Property settlement involves the distribution of assets and liabilities between a couple whose relationship has broken down.
Do I have to be divorced to split the property?
No. All that is required is the breakdown of your relationship. If you are divorced and have not had a property settlement, it is extremely important that you see a specialist family lawyer as soon as possible to discuss time limitations on applying for a property settlement.
Do we have to go to Court?
No, not at all. If you have already agreed on a property settlement, your lawyer can prepare binding documents to formalise your settlement without the need for costly and stressful court proceedings.
Most couples should have a formal property settlement so that they can proceed with their new life without being concerned that their former partner may make a claim for property settlement at a later time. There are also tax, stamp duty and other savings to be had if a property settlement is formalised.
What if we can’t agree?
If you cant reach agreement about property settlement, it will be necessary to apply to the court for a property settlement. However before taking this step, your lawyer should discuss ways in which an agreement might still be achieved including by participating in mediation.

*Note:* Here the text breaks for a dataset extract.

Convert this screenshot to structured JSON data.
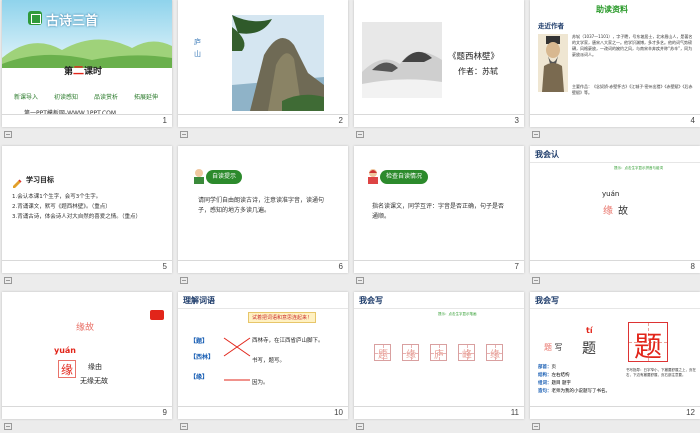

You can still resolve your property settlement by agreement at any time during the court process. The vast majority of matters settle without the need for the court to hear and determine the property settlement. However if it is necessary for a court to determine the settlement, the court will make property settlement Orders which are binding on the parties.
How does the court decide?
Firstly the court will consider all of the property and liabilities of the parties. This includes assets that a party may have brought to the relationship and assets acquired after separation.
Next the court will weigh up the contributions to the property pool by both parties, including financial contributions and non-financial contributions. Adjustments will be made where a party has made greater contributions. Assets owned by a party at the start of a relationship, inheritances, gifts of money and similar contributions by one party will be taken into account.
The court will then consider the future needs of both parties, including such factors as the parties’ respective ability to earn income and the responsibility for children.
Finally, having taken all of the relevant information into account the court will endeavour to make a decision that is just and equitable for both parties.
We can help
Property settlements can be quite simple or extremely complex. Either way the settlement should be handled correctly by a specialist family lawyer. The consequences of not doing so can be significant – you may not achieve the best outcome, your settlement might be poorly drafted or contain errors. The tax, stamp duty and other consequences of a poorly drafted settlement can be very costly.
Contact us to discuss your property settlement.